Brassed Off - Blog from Seren Sandham-Davies
As Brassed Off draws to a close this Saturday I thought now would be a good time to complete my blog sequel.
I promised in my previous blog to discuss some of the processes I experienced in rehearsals which have proven to be useful in developing my character. Our director, Sarah Brigham, introduced me to the ‘actioning’ technique which makes the intention behind every line clearer. Prior to rehearsals, Sarah lent me ‘Actions: The Actors’ Thesaurus’ by Caldron and Lloyd-Williams. I would highly recommend any aspiring actors to take a look at it!! In rehearsals we also explored physicalising some of the scenes between my character Gloria and Adam Horvath’s character Andy. We spoke the lines whilst either pushing the other person away or pulling them closer. By physicalising these scenes we were able to clarify the thoughts of each character and understand whether they were in conflict or attempting to resolve the situation.
Before we knew it we were into tech week. This is when we transfer the work from the rehearsal space into the theatre itself and marry it with sound, lighting, scenery and costume. Witnessing the set for the first time was very special . We had an idea what the set would look like as we were shown a small scale model on the first day of rehearsals but to see it in reality was another thing entirely. Technical weeks are notoriously long and emotions usually run high. Thankfully, ours went relatively smoothly. We ended the technical week with three dress rehearsals then we were on stage for the sold out previews and performing to the wonderfully warm Derby audiences.
The show has been so well received and the reactions overwhelming. The feedback from audience members in the foyer after the show, on Twitter and even people approaching me during my food shop in Sainsbury’s has shown what an impact the play has had. It’s a story which people can relate to and a period in recent history which many members of the audience have experienced. We had a post show discussion last week conducted by ex-miners and miners' wives. Their own stories and experiences were not dissimilar to those of the characters on stage. To be able to represent something real and portray the plight of those involved in this crisis has been a sobering experience. The current political climate with public services under threat and attempts being made to dismantle unions makes the play probably more relevant now than when the film was first released in the 90's.
As the curtain is about to fall on Brassed Off I have been reflecting on what a wonderful seven weeks I have spent here in Derby.

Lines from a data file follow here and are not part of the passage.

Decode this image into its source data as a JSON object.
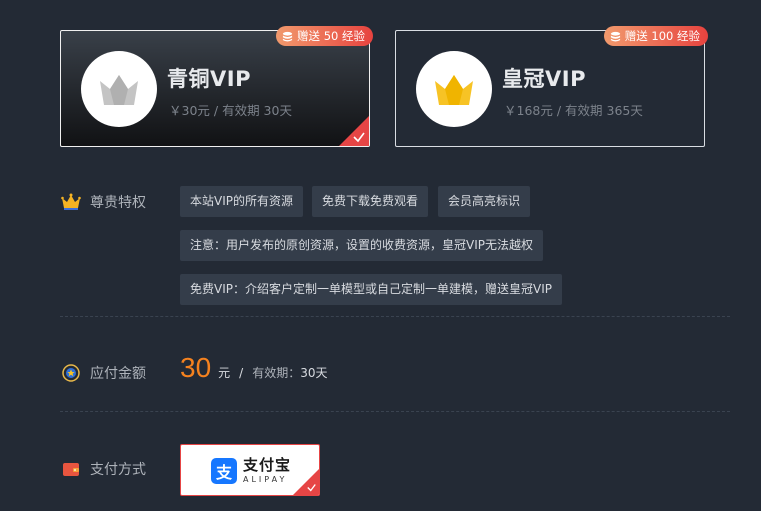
{
  "plans": [
    {
      "name": "青铜VIP",
      "desc": "￥30元 / 有效期 30天",
      "badge": "赠送 50 经验",
      "selected": true,
      "crown_color": "#c4c4c4"
    },
    {
      "name": "皇冠VIP",
      "desc": "￥168元 / 有效期 365天",
      "badge": "赠送 100 经验",
      "selected": false,
      "crown_color": "#f7c325"
    }
  ],
  "privileges": {
    "label": "尊贵特权",
    "icon": "crown-icon",
    "tags": [
      "本站VIP的所有资源",
      "免费下载免费观看",
      "会员高亮标识",
      "注意：用户发布的原创资源，设置的收费资源，皇冠VIP无法越权",
      "免费VIP：介绍客户定制一单模型或自己定制一单建模，赠送皇冠VIP"
    ]
  },
  "payment_amount": {
    "label": "应付金额",
    "icon": "medal-icon",
    "amount": "30",
    "unit": "元",
    "separator": "/",
    "validity_label": "有效期：",
    "validity_value": "30天"
  },
  "payment_method": {
    "label": "支付方式",
    "icon": "wallet-icon",
    "option_name": "支付宝",
    "option_en": "ALIPAY",
    "logo_char": "支"
  },
  "colors": {
    "background": "#232a35",
    "accent_orange": "#f5821f",
    "selected_red": "#e64545",
    "badge_gradient_start": "#f19a6d",
    "badge_gradient_end": "#e7433f",
    "alipay_blue": "#1677ff"
  }
}
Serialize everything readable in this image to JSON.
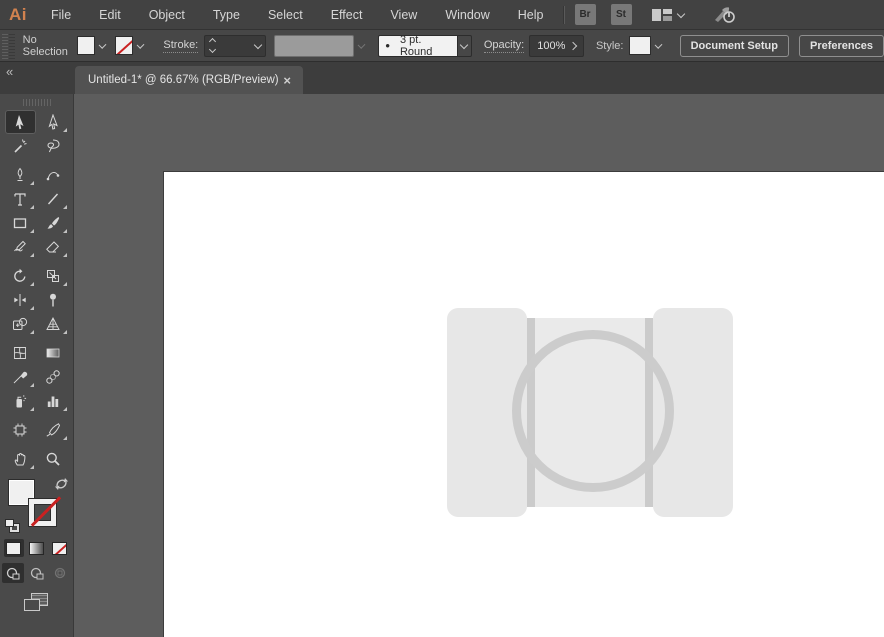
{
  "app": {
    "logo_text": "Ai",
    "logo_color": "#d2824f"
  },
  "menubar": {
    "items": [
      "File",
      "Edit",
      "Object",
      "Type",
      "Select",
      "Effect",
      "View",
      "Window",
      "Help"
    ],
    "bridge_button": "Br",
    "stock_button": "St"
  },
  "control_bar": {
    "selection_status": "No Selection",
    "stroke_label": "Stroke:",
    "brush_bullet": "•",
    "brush_name": "3 pt. Round",
    "opacity_label": "Opacity:",
    "opacity_value": "100%",
    "style_label": "Style:",
    "document_setup_label": "Document Setup",
    "preferences_label": "Preferences"
  },
  "document_tab": {
    "title": "Untitled-1* @ 66.67% (RGB/Preview)",
    "close_glyph": "×"
  },
  "toolbar": {
    "collapse_glyph": "«",
    "tools": [
      {
        "name": "selection-tool",
        "selected": true,
        "flyout": false,
        "group_start": false
      },
      {
        "name": "direct-selection-tool",
        "flyout": true,
        "group_start": false
      },
      {
        "name": "magic-wand-tool",
        "flyout": false,
        "group_start": false
      },
      {
        "name": "lasso-tool",
        "flyout": false,
        "group_start": false
      },
      {
        "name": "pen-tool",
        "flyout": true,
        "group_start": true
      },
      {
        "name": "curvature-tool",
        "flyout": false,
        "group_start": false
      },
      {
        "name": "type-tool",
        "flyout": true,
        "group_start": false
      },
      {
        "name": "line-segment-tool",
        "flyout": true,
        "group_start": false
      },
      {
        "name": "rectangle-tool",
        "flyout": true,
        "group_start": false
      },
      {
        "name": "paintbrush-tool",
        "flyout": true,
        "group_start": false
      },
      {
        "name": "shaper-tool",
        "flyout": true,
        "group_start": false
      },
      {
        "name": "eraser-tool",
        "flyout": true,
        "group_start": false
      },
      {
        "name": "rotate-tool",
        "flyout": true,
        "group_start": true
      },
      {
        "name": "scale-tool",
        "flyout": true,
        "group_start": false
      },
      {
        "name": "width-tool",
        "flyout": true,
        "group_start": false
      },
      {
        "name": "puppet-warp-tool",
        "flyout": false,
        "group_start": false
      },
      {
        "name": "shape-builder-tool",
        "flyout": true,
        "group_start": false
      },
      {
        "name": "perspective-grid-tool",
        "flyout": true,
        "group_start": false
      },
      {
        "name": "mesh-tool",
        "flyout": false,
        "group_start": true
      },
      {
        "name": "gradient-tool",
        "flyout": false,
        "group_start": false
      },
      {
        "name": "eyedropper-tool",
        "flyout": true,
        "group_start": false
      },
      {
        "name": "blend-tool",
        "flyout": false,
        "group_start": false
      },
      {
        "name": "symbol-sprayer-tool",
        "flyout": true,
        "group_start": false
      },
      {
        "name": "column-graph-tool",
        "flyout": true,
        "group_start": false
      },
      {
        "name": "artboard-tool",
        "flyout": false,
        "group_start": true
      },
      {
        "name": "slice-tool",
        "flyout": true,
        "group_start": false
      },
      {
        "name": "hand-tool",
        "flyout": true,
        "group_start": true
      },
      {
        "name": "zoom-tool",
        "flyout": false,
        "group_start": false
      }
    ]
  },
  "appearance_controls": {
    "fill_color": "#f0f0f0",
    "stroke_value": "none",
    "none_slash_color": "#c92121"
  },
  "canvas": {
    "pasteboard_color": "#5d5d5d",
    "artboard_color": "#ffffff",
    "placeholder": {
      "panel_fill": "#e7e7e7",
      "center_fill": "#eaeaea",
      "ring_color": "#cccccc",
      "strip_color": "#cbcbcb"
    }
  }
}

The theatre must be one of the friendliest in Britain. Everyone is passionate about their roles and the theatre's dedication to education and inclusion makes it a really vibrant and exciting place to work. The cast and crew become a family in this short period of time and I am already dreading goodbyes! Alas, all good things must come to an end!
Thank you Derby! Over and out,